The 36-year-old was seething again Saturday, and fled the ring before HBO’s Max Kellerman could interview him. Prior to the reveal of the judges’ decision, it was clear the fighters finally found mutual respect. When the 12th round began, Canelo and Golovkin slowly met and touched both gloves.
When the furious final frame concluded, they shared a long embrace, the right side of Golovkin’s face smeared in blood (a five-centimeter cut over his right eye — created in the 12th — required eight stitches.)
How could they not find respect after such a violent affair? After such a thrilling fight where they both laid it all on the line in a high-stakes matchup waged on the highest level?
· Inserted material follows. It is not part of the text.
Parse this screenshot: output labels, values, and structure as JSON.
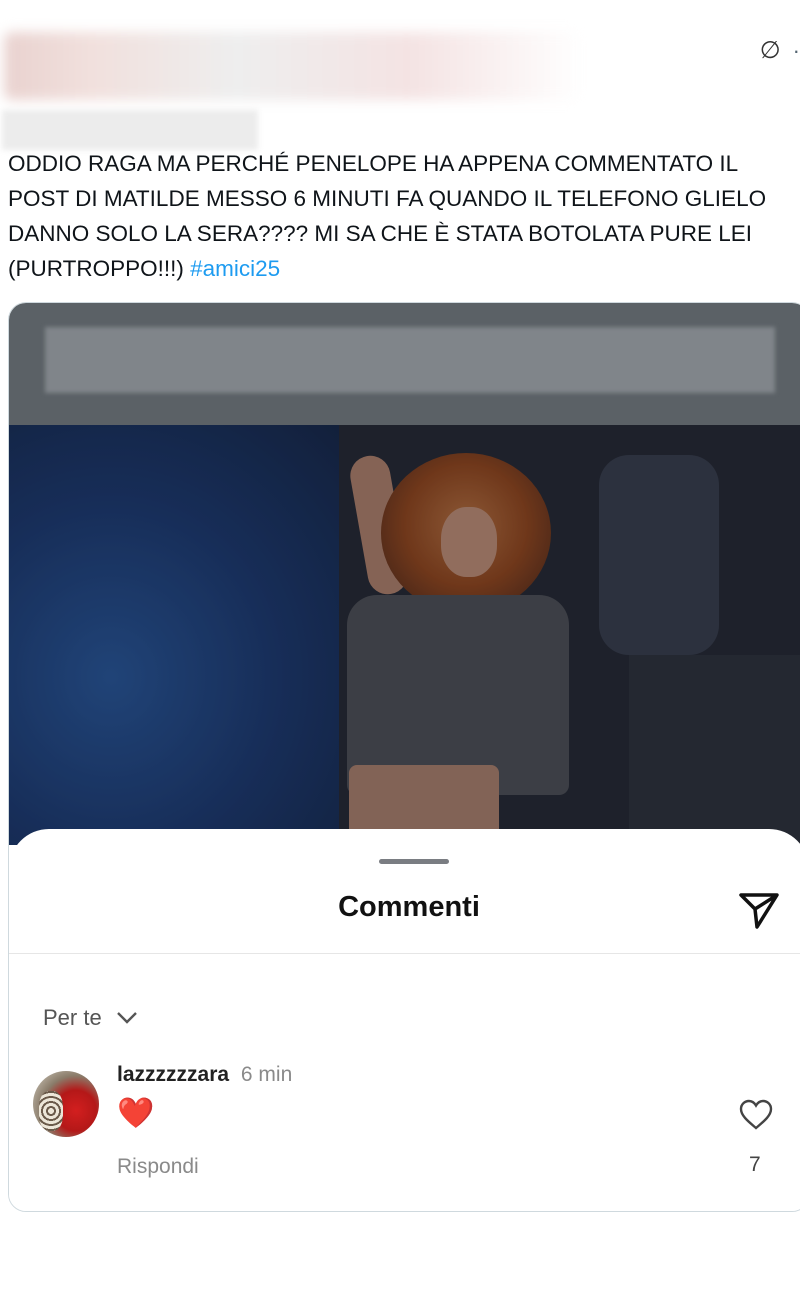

“I’m not going to say who won tonight because the victory belongs to Canelo according to the judges,” said GGG, who wore white and red trunks. “I thought it was a very good fight for the fans and very exciting. I thought I fought better than he did.
” … He wasn’t running around this time but that doesn’t mean he won. It would be great to have a third fight.”
Sanchez was adamant GGG won the first bout and ruffled Alvarez’s feathers during the promotion. But even he was content. “We had a great fight, the one we expected the first time around. I had it close going into the 12th round. We had good judges who saw it from different angles.
“I can’t complain about the decision but it’s close enough to warrant a third fight. … I believe that he erased the issues that he had in May. What a great champion he is.”
Golovkin suffered the first loss of his career, his two middleweight titles and with it, his status as The Ring’s No. 1 pound-for-pound fighter. But he didn’t lose any credibility. Some fans bemoaned the decision, and ringside media was split on who won with plenty of 114-114 scorecards.
The fighters traded tactical approaches one year later as Golovkin boxed off his back foot and landed a bundle of sharp power jabs against his hard-charging foe.
And unlike the first meeting, it was GGG who rallied to close strong this time around. He won rounds 10 and 11 unanimously and the 12th on one card.
The longest reigning champion in boxing stunned Alvarez with an overhand right in Round 10 and tried to finish off his opponent. GGG backed Canelo to the ropes and unloaded, but the former 154-pound champion never wavered. He absorbed the fearsome puncher’s best shots, and when Golovkin appeared to tire, Alvarez fired back with his own attack.
He buzzed Canelo again later in the frame, but Alvarez connected on a right uppercut — a punch he landed with frequency during the matchup — to the body that stopped Golovkin in his tracks and followed up with a left hook.
GGG opened up the 11th round with a triple jab that snapped Alvarez’s head back; despite his age, his punches still had plenty of steam on as the fight — waged at a torrid pace — continued.
Alvarez concentrated his attack on the body, the same strategy he employed in the first. GGG again curiously ignored the midsection.
Canelo’s favorite combination was the left hook to the body mixed with an right hand over the top. He elected to beat his foe to the punch rather than sit back, a wise strategy given the vast disparity in hand speed. His ability to cut off the ring won him the fight.
Alvarez can now put it all behind him. The detractors who cried that he ran rather than wildly trade punches in the middle of the ring. The critics who claimed he wouldn’t be able to fight on GGG’s level without the aid of performance-enhanching substances.
He’s now grabbed the biggest victory of his career, one that seems destined for the hall of fame. Canelo can soak in all the adulation, but before too long, he needs to meet Golovkin one more time in the third chapter of what’s shaping up as a legendary boxing trilogy.
For when everyone piled on Alvarez, he withstood the pressure and delivered the greatest performance of his career. And he made good on his vow to press for the knockout. How’s that for Mexican Style?
Mike Coppinger is the Senior Writer for RingTV.com. Follow him on Twitter: @MikeCoppinger